— "Away We Go" (2009): Maybe it was the hormones. I was four months' pregnant with my son when I saw this, and it repeatedly reduced me to a blubbering mess. But the story of a couple in their 30s on the brink of having their first child who travel North America searching for the best place to settle down is an honest, humorous and ultimately moving look at the prospect of a family growing from two members to three. John Krasinski and Maya Rudolph are lovely together, and while both comedians enjoy plenty of funny scenes, they also reveal an unexpected capacity for drama with effortless grace. This was also a nice change of pace for "American Beauty" director Sam Mendes; it's intimate and unadorned.

— "Knocked Up" (2007): I went kind of nuts for this movie, even though it came out more than two years before I'd have my own child, giving it four stars out of four. The Judd Apatow formula still seemed novel at this point, with its mixture of equal parts raunch and sentimentality. Yes, it's mainly about the totally mismatched Seth Rogen and Katherine Heigl as they struggle with an unplanned pregnancy after a drunken one-night stand. But it's the rapid-fire buddy banter between Rogen and his pals (played by future stars Jonah Hill and Jason Segel, among others), which is chock full of hilarious pop culture references, that gives the film its infectious energy.

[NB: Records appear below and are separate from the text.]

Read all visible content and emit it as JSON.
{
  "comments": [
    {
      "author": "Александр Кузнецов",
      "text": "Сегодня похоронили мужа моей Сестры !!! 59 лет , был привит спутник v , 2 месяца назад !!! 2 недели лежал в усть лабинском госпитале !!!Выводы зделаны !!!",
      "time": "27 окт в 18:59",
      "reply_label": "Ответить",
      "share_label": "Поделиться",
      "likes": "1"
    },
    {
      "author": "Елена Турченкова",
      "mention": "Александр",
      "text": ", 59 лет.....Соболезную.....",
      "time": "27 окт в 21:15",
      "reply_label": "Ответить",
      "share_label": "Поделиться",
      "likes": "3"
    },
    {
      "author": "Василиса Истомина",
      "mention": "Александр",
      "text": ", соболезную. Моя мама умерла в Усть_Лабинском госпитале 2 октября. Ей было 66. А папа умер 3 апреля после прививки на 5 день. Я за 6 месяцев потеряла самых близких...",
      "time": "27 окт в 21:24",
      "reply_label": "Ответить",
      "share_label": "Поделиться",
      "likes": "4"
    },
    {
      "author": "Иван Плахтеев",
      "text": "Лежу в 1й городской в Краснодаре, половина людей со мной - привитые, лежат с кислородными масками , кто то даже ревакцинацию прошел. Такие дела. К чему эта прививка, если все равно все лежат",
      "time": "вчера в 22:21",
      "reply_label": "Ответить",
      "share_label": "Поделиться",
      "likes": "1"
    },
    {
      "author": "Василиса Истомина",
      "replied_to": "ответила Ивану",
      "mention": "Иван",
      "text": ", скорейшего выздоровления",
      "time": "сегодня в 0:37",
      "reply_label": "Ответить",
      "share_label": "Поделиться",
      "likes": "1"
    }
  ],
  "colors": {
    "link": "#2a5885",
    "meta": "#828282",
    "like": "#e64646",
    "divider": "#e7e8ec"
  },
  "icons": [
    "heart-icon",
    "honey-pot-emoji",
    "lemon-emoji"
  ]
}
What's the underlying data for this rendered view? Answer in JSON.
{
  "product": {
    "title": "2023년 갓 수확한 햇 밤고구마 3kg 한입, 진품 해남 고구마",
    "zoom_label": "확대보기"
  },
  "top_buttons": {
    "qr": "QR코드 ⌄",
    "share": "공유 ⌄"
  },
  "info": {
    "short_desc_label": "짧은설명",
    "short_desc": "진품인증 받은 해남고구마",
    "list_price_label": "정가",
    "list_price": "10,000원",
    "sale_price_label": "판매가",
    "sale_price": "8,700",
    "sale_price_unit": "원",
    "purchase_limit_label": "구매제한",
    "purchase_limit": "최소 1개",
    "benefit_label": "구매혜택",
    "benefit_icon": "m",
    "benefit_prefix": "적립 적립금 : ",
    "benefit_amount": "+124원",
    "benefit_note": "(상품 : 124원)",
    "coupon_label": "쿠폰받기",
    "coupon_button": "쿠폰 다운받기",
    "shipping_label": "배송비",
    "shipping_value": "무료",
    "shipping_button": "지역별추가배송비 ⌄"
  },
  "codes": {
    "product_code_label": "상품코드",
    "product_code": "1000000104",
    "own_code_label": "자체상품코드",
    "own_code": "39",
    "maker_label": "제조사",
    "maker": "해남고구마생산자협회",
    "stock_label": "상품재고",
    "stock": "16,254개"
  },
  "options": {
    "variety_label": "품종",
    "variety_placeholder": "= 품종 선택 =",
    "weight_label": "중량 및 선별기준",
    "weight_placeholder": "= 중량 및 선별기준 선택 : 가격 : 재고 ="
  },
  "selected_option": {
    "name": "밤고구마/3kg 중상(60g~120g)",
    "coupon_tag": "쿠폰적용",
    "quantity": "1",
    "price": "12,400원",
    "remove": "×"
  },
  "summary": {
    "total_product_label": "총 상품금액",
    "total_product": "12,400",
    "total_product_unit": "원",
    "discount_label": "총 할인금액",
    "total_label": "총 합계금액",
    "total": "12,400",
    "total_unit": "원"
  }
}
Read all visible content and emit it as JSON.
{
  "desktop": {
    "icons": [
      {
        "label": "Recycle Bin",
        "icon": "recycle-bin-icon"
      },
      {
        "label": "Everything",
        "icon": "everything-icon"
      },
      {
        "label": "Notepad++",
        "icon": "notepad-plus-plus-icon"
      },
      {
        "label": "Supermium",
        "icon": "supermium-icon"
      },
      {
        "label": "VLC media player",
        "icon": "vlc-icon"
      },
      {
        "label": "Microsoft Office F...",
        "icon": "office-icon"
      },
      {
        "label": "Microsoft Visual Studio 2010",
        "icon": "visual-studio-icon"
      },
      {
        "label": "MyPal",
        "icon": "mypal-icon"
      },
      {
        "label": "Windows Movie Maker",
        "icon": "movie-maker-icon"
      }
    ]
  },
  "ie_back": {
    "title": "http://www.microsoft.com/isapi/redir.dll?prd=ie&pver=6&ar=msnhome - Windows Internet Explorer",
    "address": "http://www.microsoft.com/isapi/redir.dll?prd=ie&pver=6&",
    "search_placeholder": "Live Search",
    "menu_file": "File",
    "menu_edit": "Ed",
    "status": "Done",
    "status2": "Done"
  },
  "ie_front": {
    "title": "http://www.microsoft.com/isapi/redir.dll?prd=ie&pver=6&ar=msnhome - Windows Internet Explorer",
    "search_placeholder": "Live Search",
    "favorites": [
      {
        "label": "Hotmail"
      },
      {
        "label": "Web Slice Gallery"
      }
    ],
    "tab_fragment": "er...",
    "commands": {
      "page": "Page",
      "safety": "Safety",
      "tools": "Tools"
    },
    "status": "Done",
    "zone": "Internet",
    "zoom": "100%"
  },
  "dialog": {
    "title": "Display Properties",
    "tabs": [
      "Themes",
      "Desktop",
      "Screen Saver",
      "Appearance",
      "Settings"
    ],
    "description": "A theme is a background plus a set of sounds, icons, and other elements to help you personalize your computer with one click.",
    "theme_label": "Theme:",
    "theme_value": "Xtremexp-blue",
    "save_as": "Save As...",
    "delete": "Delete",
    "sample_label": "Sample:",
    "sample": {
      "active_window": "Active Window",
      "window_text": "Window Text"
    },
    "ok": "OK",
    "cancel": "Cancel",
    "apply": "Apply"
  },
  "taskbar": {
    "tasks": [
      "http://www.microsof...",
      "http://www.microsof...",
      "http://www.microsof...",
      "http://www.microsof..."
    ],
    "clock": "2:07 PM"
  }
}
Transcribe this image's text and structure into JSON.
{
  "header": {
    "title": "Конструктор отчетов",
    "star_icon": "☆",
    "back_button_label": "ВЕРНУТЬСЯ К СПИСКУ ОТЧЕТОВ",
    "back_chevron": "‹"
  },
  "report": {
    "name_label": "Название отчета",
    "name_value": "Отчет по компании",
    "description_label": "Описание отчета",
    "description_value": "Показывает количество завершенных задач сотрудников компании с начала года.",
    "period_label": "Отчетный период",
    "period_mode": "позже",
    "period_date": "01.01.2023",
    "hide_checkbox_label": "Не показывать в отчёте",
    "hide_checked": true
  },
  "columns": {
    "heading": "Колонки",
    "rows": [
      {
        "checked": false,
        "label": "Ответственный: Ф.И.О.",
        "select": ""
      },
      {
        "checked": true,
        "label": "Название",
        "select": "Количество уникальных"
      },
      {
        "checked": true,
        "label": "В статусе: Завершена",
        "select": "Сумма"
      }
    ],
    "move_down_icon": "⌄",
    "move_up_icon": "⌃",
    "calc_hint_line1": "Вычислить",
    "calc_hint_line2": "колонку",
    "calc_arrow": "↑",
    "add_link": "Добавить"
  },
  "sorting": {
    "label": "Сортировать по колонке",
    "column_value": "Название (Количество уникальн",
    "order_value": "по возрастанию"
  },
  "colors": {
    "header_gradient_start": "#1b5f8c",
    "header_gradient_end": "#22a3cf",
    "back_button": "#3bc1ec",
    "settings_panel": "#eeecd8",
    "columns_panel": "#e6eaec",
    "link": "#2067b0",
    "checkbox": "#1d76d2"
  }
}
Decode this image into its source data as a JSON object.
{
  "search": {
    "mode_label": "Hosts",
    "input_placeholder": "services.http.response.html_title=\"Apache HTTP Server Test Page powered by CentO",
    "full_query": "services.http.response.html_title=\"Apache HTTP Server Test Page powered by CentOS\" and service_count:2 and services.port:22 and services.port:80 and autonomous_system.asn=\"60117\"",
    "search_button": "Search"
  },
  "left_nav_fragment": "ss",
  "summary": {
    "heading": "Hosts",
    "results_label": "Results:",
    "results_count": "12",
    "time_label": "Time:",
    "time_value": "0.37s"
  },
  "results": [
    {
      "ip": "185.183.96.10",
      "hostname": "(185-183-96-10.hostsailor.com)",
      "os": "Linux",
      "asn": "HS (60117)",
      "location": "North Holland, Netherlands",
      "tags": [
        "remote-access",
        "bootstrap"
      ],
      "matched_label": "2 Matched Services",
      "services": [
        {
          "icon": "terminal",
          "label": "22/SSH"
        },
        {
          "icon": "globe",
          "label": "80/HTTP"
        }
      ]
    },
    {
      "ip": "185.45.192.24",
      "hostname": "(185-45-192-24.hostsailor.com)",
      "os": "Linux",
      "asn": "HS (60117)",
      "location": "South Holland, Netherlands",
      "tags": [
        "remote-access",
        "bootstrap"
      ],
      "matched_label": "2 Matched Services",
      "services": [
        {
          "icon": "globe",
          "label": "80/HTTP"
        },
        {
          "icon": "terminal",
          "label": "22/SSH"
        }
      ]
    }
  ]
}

— "Waitress" (2007): Even without its heartbreaking back story, this charming little indie would have been irresistible. Adrienne Shelly, who wrote, directed and costarred, was killed in her Manhattan apartment just before the film's Sundance premiere; knowing her fate makes watching the movie feel even more bittersweet. Keri Russell is radiant in this rare lead role as Jenna, a small-town Southern waitress famous for making the best pies around, with inventive ingredients and names inspired by whatever is going on in her life. When she gets pregnant after a rare drunken romp with her no-good husband, she finds herself resentful of this thing that has taken up residence in her body. Russell's scenes with Nathan Fillion as her OB/GYN are like something out of a '40s screwball comedy, but the ending will leave you in tears.

— "Juno" (2007): This was a good year for movies about having babies. "Juno" made as much of a star out of Ellen Page as it did screenwriter Diablo Cody, who created not just a character but an entirely original and specific way of speaking. (Cody won an original-screenplay Oscar in the process.) Juno MacGuff is the kind of teenager we all wish we could have been: quick-witted, frighteningly intelligent beyond her years and comfortable enough in her own skin to resist those incessant high-school pressures to conform, even as her body expands with an unplanned pregnancy. Page absolutely shines here; there's a lovely openness to her face, accessibility to her demeanor, even when she's being smart-alecky and cynical.